We were blessed with a beautiful spring day here in Minnesota with temperatures reaching into the 50’s. Finally!
It was a gorgeous day to get outside and start checking for signs of life around the farm.
Since the snow finally started melting, Jesse decided to make his way out to the beehives to check on them. After 50 plus days this winter of high temperatures not even reaching zero degrees Fahrenheit, our expectations were very low about the likelihood that our bees survived. When our bee supplier called in January, we decided to play it safe and order two more nucs of bees to install this spring to make sure we were not left without any bees. As it turns out, we made the right decision!
We knew it was a bad sign this afternoon when Jesse pulled the covers off the hives and we saw the carnage of dead bees on the inside hive cover. There was also an eerie silence that was a tell-tale sign that the bees had not survived. It was the same scene when he opened the second hive.
No survivors. No signs of life.
We will start fresh with new bees this spring. Again.
Our snow cover was melting quickly today with the warm temperatures. The turned soil is starting to reveal itself in the plowed field next to our house. The neighbor planted a bean crop last summer and plans to re-seed an alfalfa crop this spring. This will delight our new bees.
Wherever we wander on the farm, including out to the bees,we can always count on Sofie being somewhere close by. She is a constant sign of life on the farm, even in the bleakest of times. Dogs are such comforting companions.
After visiting the bees, I trudged through the heaps of piled snow to get to the edge of my vegetable garden to take a picture. With a solid foot of snow remaining within the perimeter, there is sadly no sign of life here. It is hard to imagine that in a few short months this will be green and brimming with new growth and possibilities.

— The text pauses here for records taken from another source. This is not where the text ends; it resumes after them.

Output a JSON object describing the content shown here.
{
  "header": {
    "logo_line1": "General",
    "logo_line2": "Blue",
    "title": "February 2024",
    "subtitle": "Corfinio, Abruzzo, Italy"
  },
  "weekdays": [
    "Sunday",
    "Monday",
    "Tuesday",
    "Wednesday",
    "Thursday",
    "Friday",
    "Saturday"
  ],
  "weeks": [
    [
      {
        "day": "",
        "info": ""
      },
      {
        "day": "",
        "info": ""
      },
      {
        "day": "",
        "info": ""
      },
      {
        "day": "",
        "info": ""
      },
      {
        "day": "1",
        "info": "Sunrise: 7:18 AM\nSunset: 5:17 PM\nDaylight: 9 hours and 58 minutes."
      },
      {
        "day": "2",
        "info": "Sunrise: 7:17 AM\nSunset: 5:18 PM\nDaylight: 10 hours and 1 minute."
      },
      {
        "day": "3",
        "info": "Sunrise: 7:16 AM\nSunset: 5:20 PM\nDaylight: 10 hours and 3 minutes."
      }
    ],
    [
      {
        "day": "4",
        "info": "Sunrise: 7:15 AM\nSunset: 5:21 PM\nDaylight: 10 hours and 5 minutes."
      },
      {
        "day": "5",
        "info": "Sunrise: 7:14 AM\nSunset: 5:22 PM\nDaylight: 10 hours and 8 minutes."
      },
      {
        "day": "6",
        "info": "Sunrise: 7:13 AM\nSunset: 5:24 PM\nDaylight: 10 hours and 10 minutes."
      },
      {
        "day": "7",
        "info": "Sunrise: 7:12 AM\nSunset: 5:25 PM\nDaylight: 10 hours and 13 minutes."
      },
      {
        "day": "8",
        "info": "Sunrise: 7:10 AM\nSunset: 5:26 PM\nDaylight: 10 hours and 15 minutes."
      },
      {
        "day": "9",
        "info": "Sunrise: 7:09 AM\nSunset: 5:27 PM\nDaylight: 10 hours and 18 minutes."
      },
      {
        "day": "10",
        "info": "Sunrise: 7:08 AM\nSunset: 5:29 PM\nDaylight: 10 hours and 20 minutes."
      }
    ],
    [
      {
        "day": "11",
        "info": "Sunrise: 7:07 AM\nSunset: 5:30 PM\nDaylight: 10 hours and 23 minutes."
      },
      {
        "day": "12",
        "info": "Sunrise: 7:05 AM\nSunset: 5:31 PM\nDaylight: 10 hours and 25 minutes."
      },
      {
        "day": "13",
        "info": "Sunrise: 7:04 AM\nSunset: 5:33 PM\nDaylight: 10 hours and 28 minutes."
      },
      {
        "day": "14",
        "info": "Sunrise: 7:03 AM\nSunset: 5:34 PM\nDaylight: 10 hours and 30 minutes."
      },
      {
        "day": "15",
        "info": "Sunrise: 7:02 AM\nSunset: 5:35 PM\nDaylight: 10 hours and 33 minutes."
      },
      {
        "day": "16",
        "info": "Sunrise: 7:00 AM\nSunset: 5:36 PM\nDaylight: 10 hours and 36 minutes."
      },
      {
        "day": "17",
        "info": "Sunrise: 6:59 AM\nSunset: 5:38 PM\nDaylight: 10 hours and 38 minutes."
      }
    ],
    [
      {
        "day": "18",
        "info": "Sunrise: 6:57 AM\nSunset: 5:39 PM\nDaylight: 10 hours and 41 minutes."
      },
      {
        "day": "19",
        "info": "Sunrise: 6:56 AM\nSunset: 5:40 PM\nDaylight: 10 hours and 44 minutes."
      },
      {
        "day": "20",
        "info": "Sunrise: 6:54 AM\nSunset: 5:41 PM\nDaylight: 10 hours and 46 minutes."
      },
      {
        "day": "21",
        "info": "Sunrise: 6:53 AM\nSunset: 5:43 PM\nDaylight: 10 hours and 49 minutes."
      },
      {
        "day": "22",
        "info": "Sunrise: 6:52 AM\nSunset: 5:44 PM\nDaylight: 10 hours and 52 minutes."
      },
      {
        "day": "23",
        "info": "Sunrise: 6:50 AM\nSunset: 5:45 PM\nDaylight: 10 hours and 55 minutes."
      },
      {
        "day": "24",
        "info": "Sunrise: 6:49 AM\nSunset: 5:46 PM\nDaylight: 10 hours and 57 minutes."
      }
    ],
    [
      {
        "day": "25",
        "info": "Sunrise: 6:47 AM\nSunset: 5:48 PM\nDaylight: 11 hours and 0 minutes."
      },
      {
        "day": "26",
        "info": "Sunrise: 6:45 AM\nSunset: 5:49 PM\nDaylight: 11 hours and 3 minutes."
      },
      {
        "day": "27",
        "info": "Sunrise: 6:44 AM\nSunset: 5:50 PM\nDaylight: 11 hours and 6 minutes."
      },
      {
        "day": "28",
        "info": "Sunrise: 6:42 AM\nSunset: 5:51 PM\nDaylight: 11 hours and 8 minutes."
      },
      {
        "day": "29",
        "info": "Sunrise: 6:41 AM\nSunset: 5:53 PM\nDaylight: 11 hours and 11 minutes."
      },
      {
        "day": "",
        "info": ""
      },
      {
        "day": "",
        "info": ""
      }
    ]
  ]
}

The warm temperatures today did manage to stir awake the juices of the maple trees. We ventured in to the woods and discovered the first signs of the sap running. Although it was not a very productive day (only about 1 gallon), it is a start.